[19] Choi, W., Pantofaru, C. and Savarese, S. (2013) A General Framework for Tracking Multiple People from a Moving Camera. IEEE Transactions on Pattern Analysis and Machine Intelligence, 35, 1157-1591.
[20] Rusu, R. and Cousins, S. (2011) 3D Is Here: Point Cloud Library (PCL). IEEE International Conference on Robotics and Automation, Shanghai, 9-13 May 2011, 1-4.
http://dx.doi.org/10.1109/icra.2011.5980567
[21] He, L., Chao, Y. and Suzuki, K. (2008) A Run-Based Two-Scan Labeling Algorithm. IEEE Transactions on Image Processing, 17, 749-756.
http://dx.doi.org/10.1109/TIP.2008.919369
[22] Takigawa, E., Hosoi, S. and Kawade, M. (2004) Gender, Age, Human Race Identification and Estimation Technology of Facial Attributes—OKAO Vision.

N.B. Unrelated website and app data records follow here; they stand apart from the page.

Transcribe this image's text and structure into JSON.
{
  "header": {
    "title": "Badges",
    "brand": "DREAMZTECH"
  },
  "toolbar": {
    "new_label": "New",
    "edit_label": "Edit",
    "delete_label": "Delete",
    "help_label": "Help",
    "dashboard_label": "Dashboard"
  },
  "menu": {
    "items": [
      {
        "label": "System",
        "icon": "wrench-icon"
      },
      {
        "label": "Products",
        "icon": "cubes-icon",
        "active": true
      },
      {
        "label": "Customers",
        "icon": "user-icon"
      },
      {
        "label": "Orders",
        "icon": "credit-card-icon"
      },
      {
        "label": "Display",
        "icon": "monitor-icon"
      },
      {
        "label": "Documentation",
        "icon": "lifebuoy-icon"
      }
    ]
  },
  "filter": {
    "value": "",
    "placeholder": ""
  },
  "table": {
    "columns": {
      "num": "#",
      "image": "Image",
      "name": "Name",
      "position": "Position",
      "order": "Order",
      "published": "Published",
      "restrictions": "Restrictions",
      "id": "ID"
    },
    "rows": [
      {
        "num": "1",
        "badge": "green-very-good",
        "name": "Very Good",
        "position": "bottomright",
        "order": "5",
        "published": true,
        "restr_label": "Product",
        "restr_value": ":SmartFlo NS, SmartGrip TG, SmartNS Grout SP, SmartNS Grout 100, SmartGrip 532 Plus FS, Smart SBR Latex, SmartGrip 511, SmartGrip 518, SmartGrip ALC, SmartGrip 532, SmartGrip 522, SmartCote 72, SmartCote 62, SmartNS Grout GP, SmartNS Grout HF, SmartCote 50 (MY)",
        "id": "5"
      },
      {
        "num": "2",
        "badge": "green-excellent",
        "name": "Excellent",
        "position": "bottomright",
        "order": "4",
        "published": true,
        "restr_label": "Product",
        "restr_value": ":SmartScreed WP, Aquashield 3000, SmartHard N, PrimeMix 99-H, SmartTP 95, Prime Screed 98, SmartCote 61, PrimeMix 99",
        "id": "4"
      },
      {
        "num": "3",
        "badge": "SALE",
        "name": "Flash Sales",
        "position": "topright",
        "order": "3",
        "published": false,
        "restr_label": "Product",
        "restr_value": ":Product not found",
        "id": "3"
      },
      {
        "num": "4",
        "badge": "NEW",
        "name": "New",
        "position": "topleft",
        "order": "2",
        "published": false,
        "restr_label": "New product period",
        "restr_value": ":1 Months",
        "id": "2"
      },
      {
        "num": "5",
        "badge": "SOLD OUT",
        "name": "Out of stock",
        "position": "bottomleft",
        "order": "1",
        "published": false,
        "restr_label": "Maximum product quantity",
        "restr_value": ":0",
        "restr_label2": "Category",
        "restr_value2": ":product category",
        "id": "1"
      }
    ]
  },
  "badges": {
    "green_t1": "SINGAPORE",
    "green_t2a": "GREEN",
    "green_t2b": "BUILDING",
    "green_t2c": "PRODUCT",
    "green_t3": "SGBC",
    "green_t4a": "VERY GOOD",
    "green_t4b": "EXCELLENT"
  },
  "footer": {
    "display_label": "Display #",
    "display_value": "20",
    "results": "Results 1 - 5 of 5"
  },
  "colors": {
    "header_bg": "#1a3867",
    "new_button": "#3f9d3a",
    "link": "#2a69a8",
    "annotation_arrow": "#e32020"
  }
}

Image Lab, 15.4.

  
comments powered by Disqus

Copyright © 2018 by authors and Scientific Research Publishing Inc.

Creative Commons License

This work and the related PDF file are licensed under a Creative Commons Attribution 4.0 International License.